(RECORDS SUPPLIED)

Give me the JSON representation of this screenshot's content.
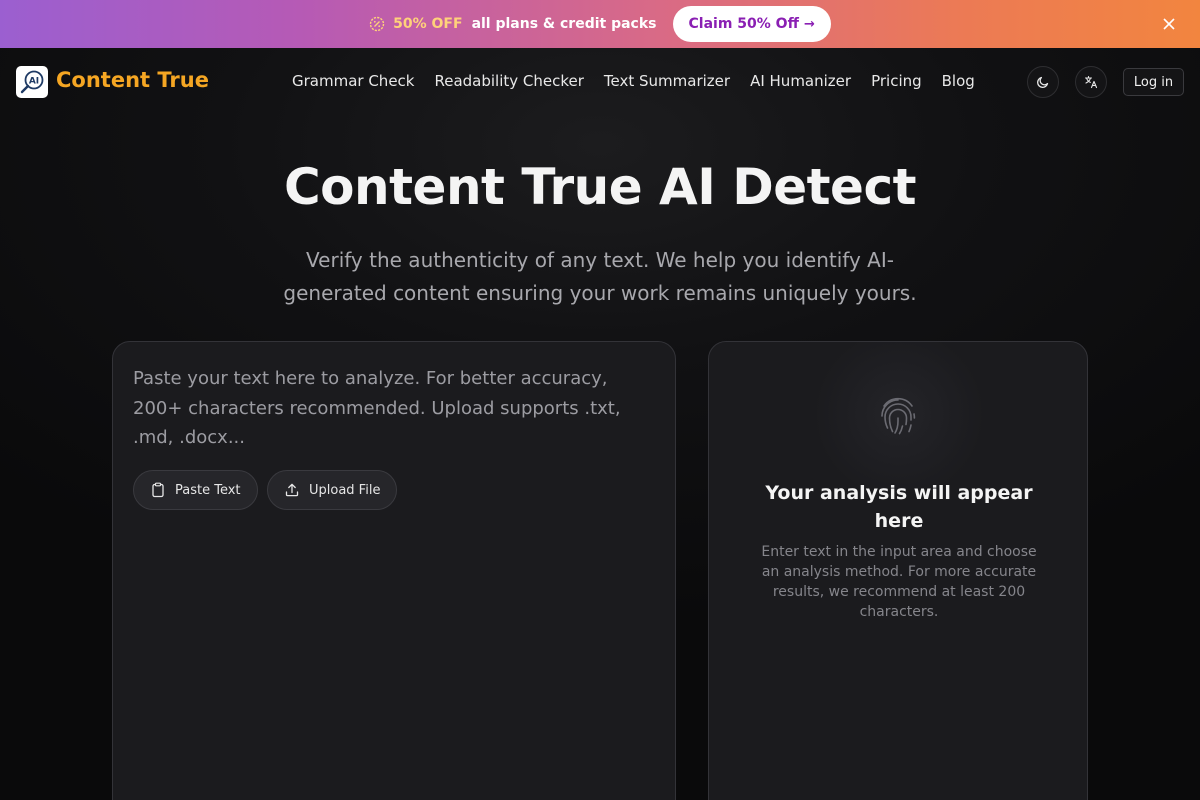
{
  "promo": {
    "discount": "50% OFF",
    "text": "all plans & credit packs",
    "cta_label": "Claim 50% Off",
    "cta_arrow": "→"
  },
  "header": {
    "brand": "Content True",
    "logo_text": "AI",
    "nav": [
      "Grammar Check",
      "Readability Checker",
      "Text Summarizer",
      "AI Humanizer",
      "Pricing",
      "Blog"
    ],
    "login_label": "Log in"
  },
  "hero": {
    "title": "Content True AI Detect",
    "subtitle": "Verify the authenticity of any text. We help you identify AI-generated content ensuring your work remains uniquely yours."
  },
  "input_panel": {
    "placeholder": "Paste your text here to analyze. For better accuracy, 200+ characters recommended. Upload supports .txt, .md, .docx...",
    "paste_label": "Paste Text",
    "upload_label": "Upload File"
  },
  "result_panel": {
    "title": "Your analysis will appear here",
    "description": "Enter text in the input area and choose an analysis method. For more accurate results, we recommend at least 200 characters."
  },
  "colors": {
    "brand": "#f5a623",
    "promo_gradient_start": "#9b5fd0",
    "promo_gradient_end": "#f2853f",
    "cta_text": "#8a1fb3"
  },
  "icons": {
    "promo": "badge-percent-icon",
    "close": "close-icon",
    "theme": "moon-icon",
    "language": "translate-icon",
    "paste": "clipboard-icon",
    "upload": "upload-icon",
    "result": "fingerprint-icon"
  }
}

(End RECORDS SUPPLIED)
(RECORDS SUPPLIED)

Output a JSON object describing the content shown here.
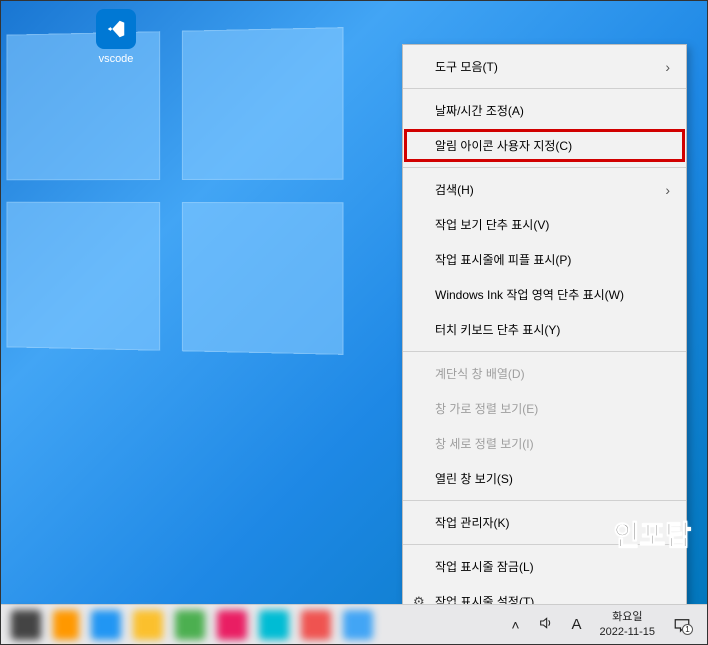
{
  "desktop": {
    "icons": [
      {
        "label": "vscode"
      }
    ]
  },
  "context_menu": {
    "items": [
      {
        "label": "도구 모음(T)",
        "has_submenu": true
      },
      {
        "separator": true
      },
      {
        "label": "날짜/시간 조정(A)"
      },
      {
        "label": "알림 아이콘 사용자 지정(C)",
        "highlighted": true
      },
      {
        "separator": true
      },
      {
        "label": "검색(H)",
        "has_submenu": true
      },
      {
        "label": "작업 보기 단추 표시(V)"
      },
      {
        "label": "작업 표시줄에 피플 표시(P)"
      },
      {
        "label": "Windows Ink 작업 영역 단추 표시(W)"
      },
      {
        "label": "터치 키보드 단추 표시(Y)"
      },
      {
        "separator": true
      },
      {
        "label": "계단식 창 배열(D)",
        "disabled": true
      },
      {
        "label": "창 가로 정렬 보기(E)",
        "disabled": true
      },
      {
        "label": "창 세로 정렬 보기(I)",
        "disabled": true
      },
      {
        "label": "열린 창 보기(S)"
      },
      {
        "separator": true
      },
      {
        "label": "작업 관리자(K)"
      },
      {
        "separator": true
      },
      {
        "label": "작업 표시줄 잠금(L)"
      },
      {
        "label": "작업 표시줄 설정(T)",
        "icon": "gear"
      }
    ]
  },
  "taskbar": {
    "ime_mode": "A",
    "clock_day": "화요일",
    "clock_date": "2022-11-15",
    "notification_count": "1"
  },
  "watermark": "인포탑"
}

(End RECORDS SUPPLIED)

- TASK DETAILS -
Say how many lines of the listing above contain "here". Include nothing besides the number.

- EXERCISE OUTPUT -
3